• [YOUR OBJECTIVE]:
Look through the records below, and whenever a line contains "Move", copy it.
★ ★ ★ ★
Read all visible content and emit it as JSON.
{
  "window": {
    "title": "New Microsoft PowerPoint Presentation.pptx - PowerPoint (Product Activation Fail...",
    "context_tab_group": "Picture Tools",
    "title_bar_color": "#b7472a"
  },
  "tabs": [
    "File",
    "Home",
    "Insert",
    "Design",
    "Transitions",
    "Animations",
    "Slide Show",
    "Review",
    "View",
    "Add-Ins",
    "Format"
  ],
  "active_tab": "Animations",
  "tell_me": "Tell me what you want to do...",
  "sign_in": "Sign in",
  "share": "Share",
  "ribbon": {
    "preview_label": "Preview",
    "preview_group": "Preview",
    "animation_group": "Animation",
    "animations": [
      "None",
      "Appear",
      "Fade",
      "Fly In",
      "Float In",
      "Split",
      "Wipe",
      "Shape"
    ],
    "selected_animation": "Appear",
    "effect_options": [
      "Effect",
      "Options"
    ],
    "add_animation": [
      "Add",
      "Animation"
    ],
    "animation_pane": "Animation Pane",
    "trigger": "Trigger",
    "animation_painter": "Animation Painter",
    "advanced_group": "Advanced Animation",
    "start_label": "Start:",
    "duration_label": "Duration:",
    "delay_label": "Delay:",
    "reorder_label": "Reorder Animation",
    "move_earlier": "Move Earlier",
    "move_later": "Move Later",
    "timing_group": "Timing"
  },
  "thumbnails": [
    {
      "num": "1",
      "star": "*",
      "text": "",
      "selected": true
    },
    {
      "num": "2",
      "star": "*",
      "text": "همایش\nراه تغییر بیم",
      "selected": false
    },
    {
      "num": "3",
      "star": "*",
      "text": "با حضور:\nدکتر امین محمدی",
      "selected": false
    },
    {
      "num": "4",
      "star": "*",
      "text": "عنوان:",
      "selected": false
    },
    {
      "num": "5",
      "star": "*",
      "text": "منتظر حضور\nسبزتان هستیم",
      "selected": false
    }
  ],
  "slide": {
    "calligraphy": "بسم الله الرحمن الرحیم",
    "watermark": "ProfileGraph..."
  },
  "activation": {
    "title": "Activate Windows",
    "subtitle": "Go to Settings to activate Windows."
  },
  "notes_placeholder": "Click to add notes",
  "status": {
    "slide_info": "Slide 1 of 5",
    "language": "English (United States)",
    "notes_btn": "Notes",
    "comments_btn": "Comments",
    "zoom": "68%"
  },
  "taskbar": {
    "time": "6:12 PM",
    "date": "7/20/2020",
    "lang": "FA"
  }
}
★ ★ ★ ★
• [YOUR RESPONSE]:
    "move_earlier": "Move Earlier",
    "move_later": "Move Later",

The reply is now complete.